Papers, Please Review

Papers, Please Review

  • over 2 years ago by Jason Magee

Highlights

  • Something very new/different. Doesn’t fit into a genre!

Lowlights

  • Only interesting for a short period

Papers, Please is a very unique game that I’m unable to categorise by genre. You play the game as a passport officer in a fictional country struggling to make ends meet financially. I guess the game could be described as an emotional pressure simulator? Or something along those lines.

You spend the bulk of the game at your passport office which has an area to view the immigrant, a desk to read documents on and a small area to store documents away. Immigrants come to your desk, having being called by your loudspeaker and present the documents they have to try and gain access. Sometime the documents are correct, sometimes they’ve made a mistake that can be corrected, sometimes they have forged the documents, sometimes they have a bomb, sometimes they’re illegally trying to gain entry, etc. The game’s objective is to keep your family alive by processing as many people per day correctly in order to make the most amount of money to pay bills, buy food, get medicine, etc. A number of people will come to your desk with offers that you improve your chances but sometimes at risk to yourself. For example one of the border police will offer to give you a cut of his money for every person you detain and a shady organisation will keep popping up asking you to help members gain entry.

Once someone is at your desk, you have a range of tools available to try and decide if they should be allowed access, denied access or detained.

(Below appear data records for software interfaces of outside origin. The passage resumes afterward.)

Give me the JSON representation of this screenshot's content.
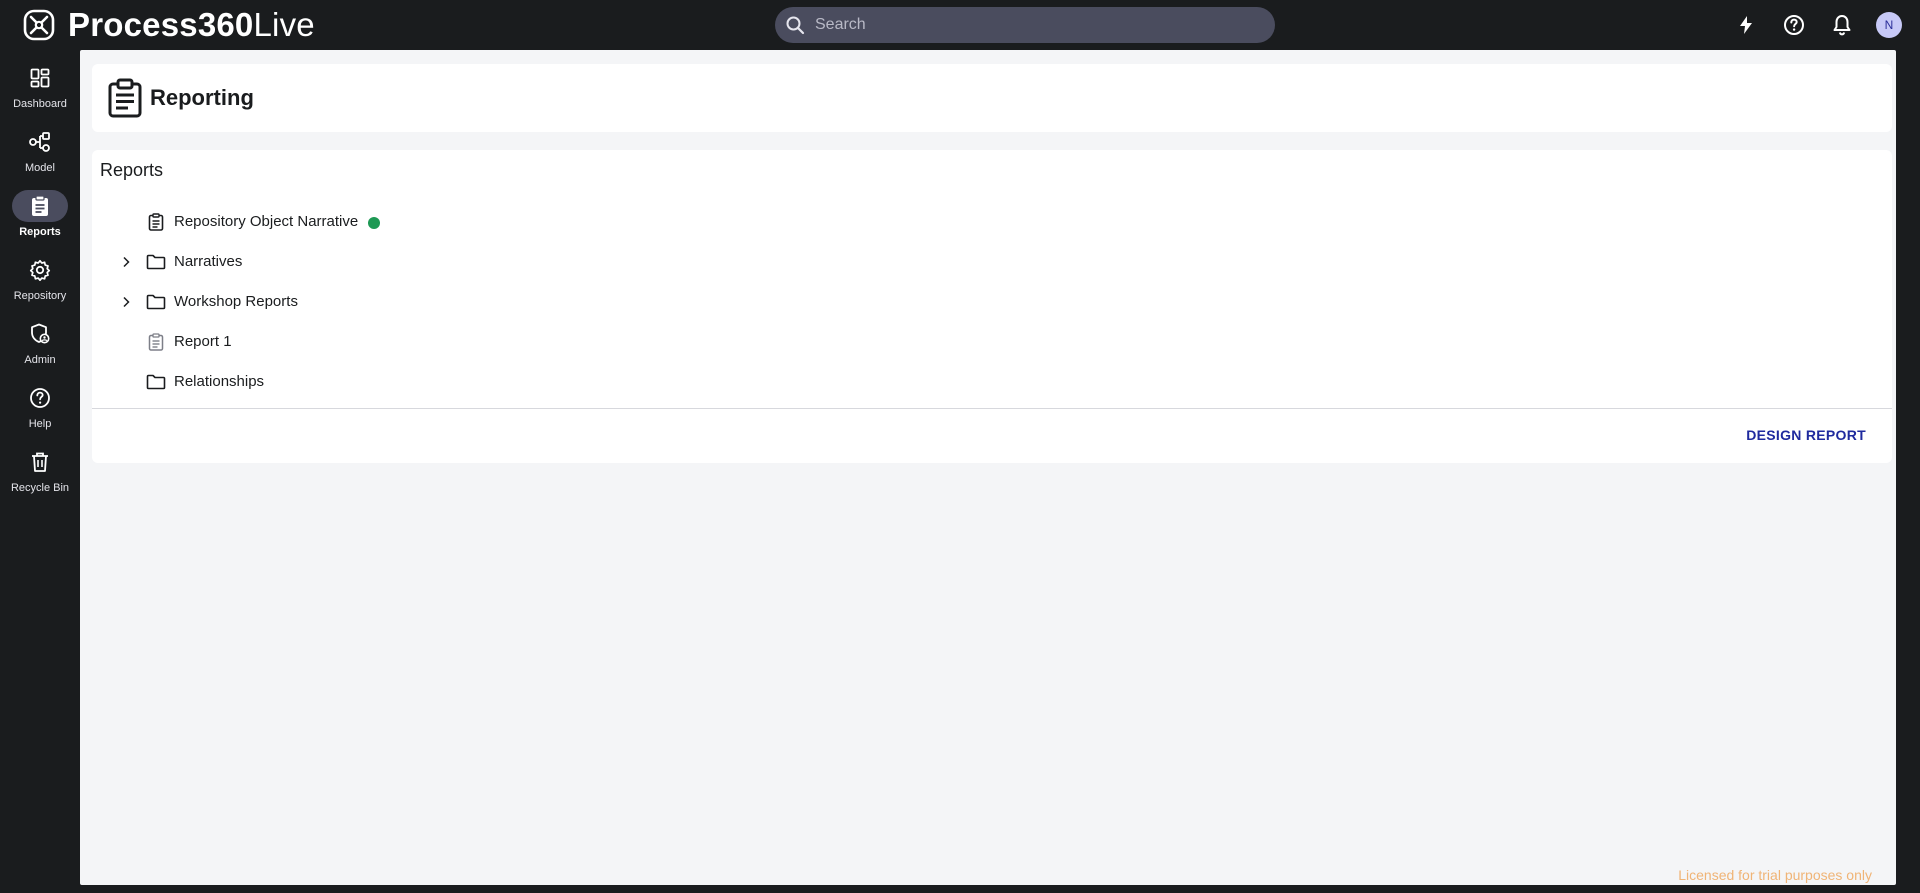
{
  "app": {
    "name_bold": "Process360",
    "name_light": "Live"
  },
  "search": {
    "placeholder": "Search"
  },
  "top_icons": [
    "bolt-icon",
    "help-circle-icon",
    "bell-icon"
  ],
  "user": {
    "avatar_initial": "N"
  },
  "sidebar": {
    "items": [
      {
        "label": "Dashboard",
        "icon": "dashboard-icon"
      },
      {
        "label": "Model",
        "icon": "model-icon"
      },
      {
        "label": "Reports",
        "icon": "clipboard-icon",
        "active": true
      },
      {
        "label": "Repository",
        "icon": "gear-icon"
      },
      {
        "label": "Admin",
        "icon": "admin-icon"
      },
      {
        "label": "Help",
        "icon": "help-circle-icon"
      },
      {
        "label": "Recycle Bin",
        "icon": "trash-icon"
      }
    ]
  },
  "page": {
    "title": "Reporting"
  },
  "reports": {
    "section_title": "Reports",
    "items": [
      {
        "label": "Repository Object Narrative",
        "type": "report",
        "status": "published"
      },
      {
        "label": "Narratives",
        "type": "folder",
        "expandable": true
      },
      {
        "label": "Workshop Reports",
        "type": "folder",
        "expandable": true
      },
      {
        "label": "Report 1",
        "type": "report-draft"
      },
      {
        "label": "Relationships",
        "type": "folder"
      }
    ],
    "design_button": "DESIGN REPORT"
  },
  "colors": {
    "status_published": "#1e9954",
    "accent": "#1f2a9e",
    "license_text": "#f0b476"
  },
  "footer": {
    "license": "Licensed for trial purposes only"
  }
}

On your desk is a rulebook which contains rules like: everyone requires a passport, the passport must be in date, citizens require a valid citizen card, no one can enter with illegal items or firearms, etc. As you progress the rules start to add up making it easier to miss little details causing you to get “written up” for doing your job wrong. You eventually unlock upgrades to your desk, the ability to detain people, do full body scans, etc.

I enjoyed playing Papers, Please for a good hour before it started to get repetitive but the game is exceptionally cheap to purchase. I was beginning to get irritated by one particular rule which required you to check the country/city on a persons paperwork which involved trying to read the rulebook in a very limited amount of space and constantly needing to find the right page for the country. Basically, it was getting a bit too much like work and less like fun.

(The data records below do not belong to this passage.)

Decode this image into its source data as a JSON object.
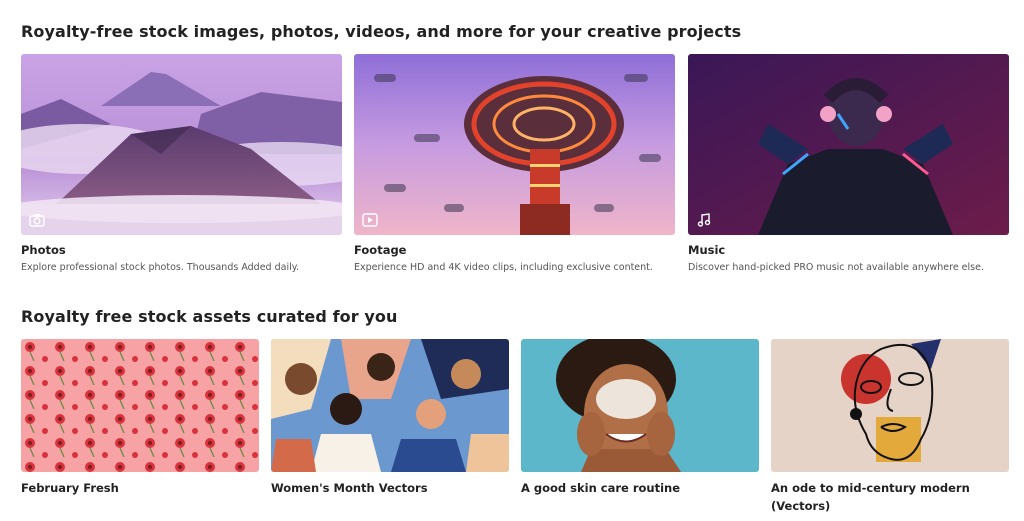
{
  "sections": {
    "categories_title": "Royalty-free stock images, photos, videos, and more for your creative projects",
    "curated_title": "Royalty free stock assets curated for you"
  },
  "categories": [
    {
      "title": "Photos",
      "description": "Explore professional stock photos. Thousands Added daily.",
      "icon": "camera-icon"
    },
    {
      "title": "Footage",
      "description": "Experience HD and 4K video clips, including exclusive content.",
      "icon": "play-icon"
    },
    {
      "title": "Music",
      "description": "Discover hand-picked PRO music not available anywhere else.",
      "icon": "music-note-icon"
    }
  ],
  "collections": [
    {
      "title": "February Fresh"
    },
    {
      "title": "Women's Month Vectors"
    },
    {
      "title": "A good skin care routine"
    },
    {
      "title": "An ode to mid-century modern (Vectors)"
    }
  ],
  "colors": {
    "heading": "#222222",
    "description": "#555555",
    "background": "#ffffff"
  }
}
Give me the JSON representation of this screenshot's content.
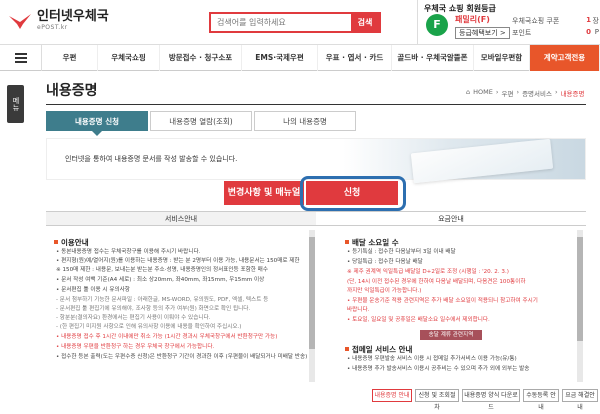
{
  "header": {
    "logo_title": "인터넷우체국",
    "logo_sub": "ePOST.kr",
    "search_placeholder": "검색어를 입력하세요",
    "search_button": "검색",
    "member": {
      "title": "우체국 쇼핑 회원등급",
      "grade_letter": "F",
      "grade_name": "패밀리(F)",
      "grade_button": "등급혜택보기 >",
      "coupon_label": "우체국쇼핑 쿠폰",
      "coupon_value": "1",
      "coupon_unit": "장",
      "point_label": "포인트",
      "point_value": "0",
      "point_unit": "P"
    }
  },
  "nav": {
    "items": [
      "우편",
      "우체국쇼핑",
      "방문접수 · 청구소포",
      "EMS·국제우편",
      "우표 · 엽서 · 카드",
      "골드바 · 우체국알뜰폰",
      "모바일우편함",
      "계약고객전용"
    ]
  },
  "side_tab": "메뉴",
  "page": {
    "title": "내용증명",
    "breadcrumb": [
      "HOME",
      "우편",
      "증명서비스",
      "내용증명"
    ]
  },
  "tabs": [
    "내용증명 신청",
    "내용증명 열람(조회)",
    "나의 내용증명"
  ],
  "banner": {
    "text": "인터넷을 통하여 내용증명 문서를 작성 발송할 수 있습니다."
  },
  "buttons": {
    "change": "변경사항 및 매뉴얼",
    "apply": "신청"
  },
  "columns": {
    "left_header": "서비스안내",
    "right_header": "요금안내"
  },
  "left": {
    "section1": "이용안내",
    "lines": [
      "• 동본내용증명 접수는 우체국창구를 이용해 주시기 바랍니다.",
      "• 편지형(원)예/열어지(원)를 이용하는 내용증명 : 받는 분 2명부터 이용 가능, 내용문서는 150매로 제한",
      "  ※ 150매 제한 : 내용문, 보내는분 받는분 주소·성명, 내용증명인의 정서표인등 포함한 매수",
      "• 문서 작성 여백 기준(A4 세로) : 최소 상20mm, 좌40mm, 좌15mm, 우15mm 이상",
      "• 문서편집 툴 이용 시 유의사항",
      "  - 문서 첨부하기 기능한 문서파일 : 아래한글, MS-WORD, 유의원도, PDF, 엑셀, 텍스트 등",
      "  - 문서편집 툴 편집기에 유의해야, 조사항 등의 추가 여부(원) 화면으로 확인 됩니다.",
      "  - 항분분(결의자요) 환경에서는 편집기 사용이 이뤄야 수 있습니다.",
      "  - (한 편집기 미지원 사항으로 인해 유의사항 이용에 내용을 확인하여 주십시오.)",
      "• 내용증명 접수 후 1시간 이내에만 취소 가능 (1시간 경과시 우체국창구에서 반환청구만 가능)",
      "• 내용증명 우편을 반환청구 하는 경우 우체국 창구에서 가능합니다.",
      "• 접수한 등본 출력(도는 우편수증 신청)은 반환청구 기간이 경과한 이후 (우편물이 배달되거나 미배달 반송)"
    ]
  },
  "right": {
    "section1": "배달 소요일 수",
    "lines1": [
      "• 등기특실 : 접수한 다음날부터 3일 이내 배달",
      "• 당일특급 : 접수한 다음날 배달",
      "  ※ 제주 권계역 익일특급 배달일 D+2일로 조정 (시행일 : '20. 2. 3.)",
      "  (단, 14시 이전 접수된 경우에 한하여 다음날 배달되며, 다음견은 100통이하",
      "  까지만 익일특급이 가능합니다.)",
      "• 우편물 운송기준 적용 관련지역은 추가 배달 소요일이 적용되니 참고하여 주시기",
      "  바랍니다.",
      "• 토요일, 일요일 및 공휴일은 배달소요 일수에서 제외합니다."
    ],
    "small_button": "송달 계류 관련지역",
    "section2": "접메일 서비스 안내",
    "lines2": [
      "• 내용증명 우편발송 서비스 이용 시 접메일 추가서비스 이용 가능(유/통)",
      "• 내용증명 추가 발송서비스 이용시 공추비는 수 있으며 추가 외에 외부는 발송"
    ]
  },
  "bottom_buttons": [
    "내용증명 안내",
    "신청 및 조회절차",
    "내용증명 양식 다운로드",
    "수동등록 안내",
    "요금 해결안내"
  ]
}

The graphics are pixelated 2d retro style with a unique take on colours. Audio amounts to indistinguishable noises during dialogue and music that gets old fairly quickly.

I didn’t experience any bugs.

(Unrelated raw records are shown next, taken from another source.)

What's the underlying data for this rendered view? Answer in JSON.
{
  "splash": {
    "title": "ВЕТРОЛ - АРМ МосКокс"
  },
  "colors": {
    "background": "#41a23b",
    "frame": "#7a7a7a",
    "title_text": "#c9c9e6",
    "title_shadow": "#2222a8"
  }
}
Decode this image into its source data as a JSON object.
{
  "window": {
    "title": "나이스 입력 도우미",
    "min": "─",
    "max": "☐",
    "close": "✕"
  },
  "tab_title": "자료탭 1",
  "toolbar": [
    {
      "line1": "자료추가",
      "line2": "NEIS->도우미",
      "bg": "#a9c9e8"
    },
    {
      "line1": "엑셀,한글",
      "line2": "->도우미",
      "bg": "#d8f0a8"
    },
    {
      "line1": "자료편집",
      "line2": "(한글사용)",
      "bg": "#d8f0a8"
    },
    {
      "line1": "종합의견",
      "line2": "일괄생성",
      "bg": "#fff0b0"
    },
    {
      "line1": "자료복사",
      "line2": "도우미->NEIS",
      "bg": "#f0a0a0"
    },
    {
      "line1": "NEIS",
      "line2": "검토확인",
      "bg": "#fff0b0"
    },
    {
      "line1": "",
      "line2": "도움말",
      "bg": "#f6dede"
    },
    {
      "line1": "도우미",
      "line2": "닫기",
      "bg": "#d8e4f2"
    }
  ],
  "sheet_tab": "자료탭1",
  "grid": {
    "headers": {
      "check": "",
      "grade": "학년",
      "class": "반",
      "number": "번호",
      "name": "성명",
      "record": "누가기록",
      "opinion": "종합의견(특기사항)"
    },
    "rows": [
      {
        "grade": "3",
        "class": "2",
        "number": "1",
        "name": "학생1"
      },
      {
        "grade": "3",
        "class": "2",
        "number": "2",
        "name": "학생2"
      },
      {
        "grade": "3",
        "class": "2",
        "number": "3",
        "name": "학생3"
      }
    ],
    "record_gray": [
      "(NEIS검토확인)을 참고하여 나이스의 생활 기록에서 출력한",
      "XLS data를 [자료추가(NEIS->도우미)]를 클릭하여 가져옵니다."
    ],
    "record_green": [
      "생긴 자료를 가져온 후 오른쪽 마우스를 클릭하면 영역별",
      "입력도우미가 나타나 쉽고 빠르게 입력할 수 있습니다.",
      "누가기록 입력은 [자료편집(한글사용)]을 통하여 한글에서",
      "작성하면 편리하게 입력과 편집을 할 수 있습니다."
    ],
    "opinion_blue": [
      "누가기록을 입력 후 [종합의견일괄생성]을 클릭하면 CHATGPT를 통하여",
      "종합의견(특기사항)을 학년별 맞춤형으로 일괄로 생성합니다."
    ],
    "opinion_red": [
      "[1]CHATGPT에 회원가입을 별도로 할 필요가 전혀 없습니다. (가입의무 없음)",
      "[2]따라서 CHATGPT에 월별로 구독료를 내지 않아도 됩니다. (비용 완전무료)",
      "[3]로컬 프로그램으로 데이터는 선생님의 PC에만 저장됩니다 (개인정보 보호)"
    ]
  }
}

Papers, Please is a very unique game that is worth trying just to experience but i couldn’t recommend it, primarily due to how quickly it gets old.